[0011] FIGS. 1 and 2 depict an embodiment according to the present invention of a heat shrink chuck for clamping tools by means of a shrink fit. The clamping chuck comprises a chuck body 1 made of a dimensionally stable material (in this case, steel) which has at its one end region a central receptacle 2 into which, after heating of receptacle 2 and its expansion associated therewith, a cylindrical shaft 3 of a tool, for example a drill or milling cutter, can be inserted; and which at its other end region, in a manner known per se, can be chucked into a rotationally driven working spindle of a machine tool.

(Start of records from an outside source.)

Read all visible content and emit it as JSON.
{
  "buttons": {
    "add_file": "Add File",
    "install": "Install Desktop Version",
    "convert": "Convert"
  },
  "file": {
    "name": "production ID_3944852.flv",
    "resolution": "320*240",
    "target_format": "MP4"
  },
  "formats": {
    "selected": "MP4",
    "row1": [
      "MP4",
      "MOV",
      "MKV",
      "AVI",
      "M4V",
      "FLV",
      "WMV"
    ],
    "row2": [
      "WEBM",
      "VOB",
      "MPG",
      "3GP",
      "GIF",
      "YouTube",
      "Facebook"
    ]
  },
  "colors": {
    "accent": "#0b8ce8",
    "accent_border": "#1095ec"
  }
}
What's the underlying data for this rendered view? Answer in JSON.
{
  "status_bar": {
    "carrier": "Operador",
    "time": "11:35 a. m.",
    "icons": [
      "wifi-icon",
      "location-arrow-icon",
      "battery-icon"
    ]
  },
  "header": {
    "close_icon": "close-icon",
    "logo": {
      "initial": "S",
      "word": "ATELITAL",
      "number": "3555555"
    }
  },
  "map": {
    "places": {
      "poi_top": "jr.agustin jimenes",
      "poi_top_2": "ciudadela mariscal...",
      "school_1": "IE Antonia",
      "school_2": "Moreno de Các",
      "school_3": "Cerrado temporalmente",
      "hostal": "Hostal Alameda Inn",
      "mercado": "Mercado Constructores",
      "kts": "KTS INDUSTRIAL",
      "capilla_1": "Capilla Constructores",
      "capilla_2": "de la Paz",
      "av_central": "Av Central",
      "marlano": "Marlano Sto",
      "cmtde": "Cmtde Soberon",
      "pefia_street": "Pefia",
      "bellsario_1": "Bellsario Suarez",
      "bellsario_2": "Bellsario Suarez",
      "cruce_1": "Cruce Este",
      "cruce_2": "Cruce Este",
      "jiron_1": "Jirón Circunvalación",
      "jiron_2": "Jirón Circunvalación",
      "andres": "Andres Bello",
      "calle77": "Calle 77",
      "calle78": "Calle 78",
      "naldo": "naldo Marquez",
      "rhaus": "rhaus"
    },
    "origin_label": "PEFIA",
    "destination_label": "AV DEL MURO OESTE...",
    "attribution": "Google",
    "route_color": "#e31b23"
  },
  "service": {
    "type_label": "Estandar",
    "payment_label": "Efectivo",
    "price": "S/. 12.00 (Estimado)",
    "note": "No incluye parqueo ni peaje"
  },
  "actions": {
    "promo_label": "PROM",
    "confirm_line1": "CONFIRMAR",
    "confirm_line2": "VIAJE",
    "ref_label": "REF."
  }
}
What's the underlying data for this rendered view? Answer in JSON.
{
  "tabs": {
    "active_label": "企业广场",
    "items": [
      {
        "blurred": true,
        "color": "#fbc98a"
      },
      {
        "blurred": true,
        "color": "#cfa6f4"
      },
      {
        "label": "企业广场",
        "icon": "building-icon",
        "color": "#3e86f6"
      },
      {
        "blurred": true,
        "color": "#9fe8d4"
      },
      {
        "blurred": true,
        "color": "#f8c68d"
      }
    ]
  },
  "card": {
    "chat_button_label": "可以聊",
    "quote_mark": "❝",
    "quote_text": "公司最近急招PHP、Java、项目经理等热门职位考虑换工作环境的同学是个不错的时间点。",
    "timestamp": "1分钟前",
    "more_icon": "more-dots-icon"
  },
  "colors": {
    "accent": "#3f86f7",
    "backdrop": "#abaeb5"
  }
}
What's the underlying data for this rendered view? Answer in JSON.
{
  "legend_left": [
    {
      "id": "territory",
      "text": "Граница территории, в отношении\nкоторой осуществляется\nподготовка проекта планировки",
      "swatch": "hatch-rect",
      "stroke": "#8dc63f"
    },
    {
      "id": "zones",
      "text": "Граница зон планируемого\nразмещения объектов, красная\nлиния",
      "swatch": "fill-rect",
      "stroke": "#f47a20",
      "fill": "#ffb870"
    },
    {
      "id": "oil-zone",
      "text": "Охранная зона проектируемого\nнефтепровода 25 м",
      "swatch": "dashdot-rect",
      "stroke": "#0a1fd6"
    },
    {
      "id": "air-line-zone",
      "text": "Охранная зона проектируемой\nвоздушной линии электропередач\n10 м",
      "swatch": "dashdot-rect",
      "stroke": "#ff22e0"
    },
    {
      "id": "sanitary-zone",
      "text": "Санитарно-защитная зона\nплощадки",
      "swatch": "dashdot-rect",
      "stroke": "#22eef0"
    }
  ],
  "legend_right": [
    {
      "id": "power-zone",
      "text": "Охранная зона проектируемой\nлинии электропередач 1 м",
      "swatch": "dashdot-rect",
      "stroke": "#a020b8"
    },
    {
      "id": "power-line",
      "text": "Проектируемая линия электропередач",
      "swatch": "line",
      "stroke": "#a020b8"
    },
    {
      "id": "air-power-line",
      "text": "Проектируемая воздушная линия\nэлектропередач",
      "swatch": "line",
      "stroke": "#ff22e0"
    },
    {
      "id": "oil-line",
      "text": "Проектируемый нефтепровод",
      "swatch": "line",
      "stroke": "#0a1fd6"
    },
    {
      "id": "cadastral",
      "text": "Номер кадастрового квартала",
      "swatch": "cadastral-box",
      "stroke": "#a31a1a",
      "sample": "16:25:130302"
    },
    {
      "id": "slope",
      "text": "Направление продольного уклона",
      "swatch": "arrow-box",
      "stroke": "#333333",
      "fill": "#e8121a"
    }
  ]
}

[0012] According to the present invention, receptacle 2 is of noncircular configuration; in the exemplary embodiment depicted, it possesses a polygonal shape with three shallowly cambered circumferential segments 4 and three transitional arcs 5 located therebetween. The shallowly cambered circumferential segments 4 form clamping regions with which a shaft 3 inserted into receptacle 2 is secured with the application of pressure, i.e. which lie on a diameter of the receptacle that is somewhat smaller than the shaft diameter, while transitional arcs 5 located therebetween possess a greater diameter and form damping regions in which the receptacle wall merely rests loosely against shaft 3, or is spaced away from shaft 3 forming gaps 6. The consequence of these damping regions 5 is that chuck body 1 is softer in the region of the clamping point, so that vibrations occurring during operation are damped. Breakages of tool shaft 3, which occur in conventional chucks because of the hard clamping and the propeller shaft effects associated therewith, can thereby be prevented.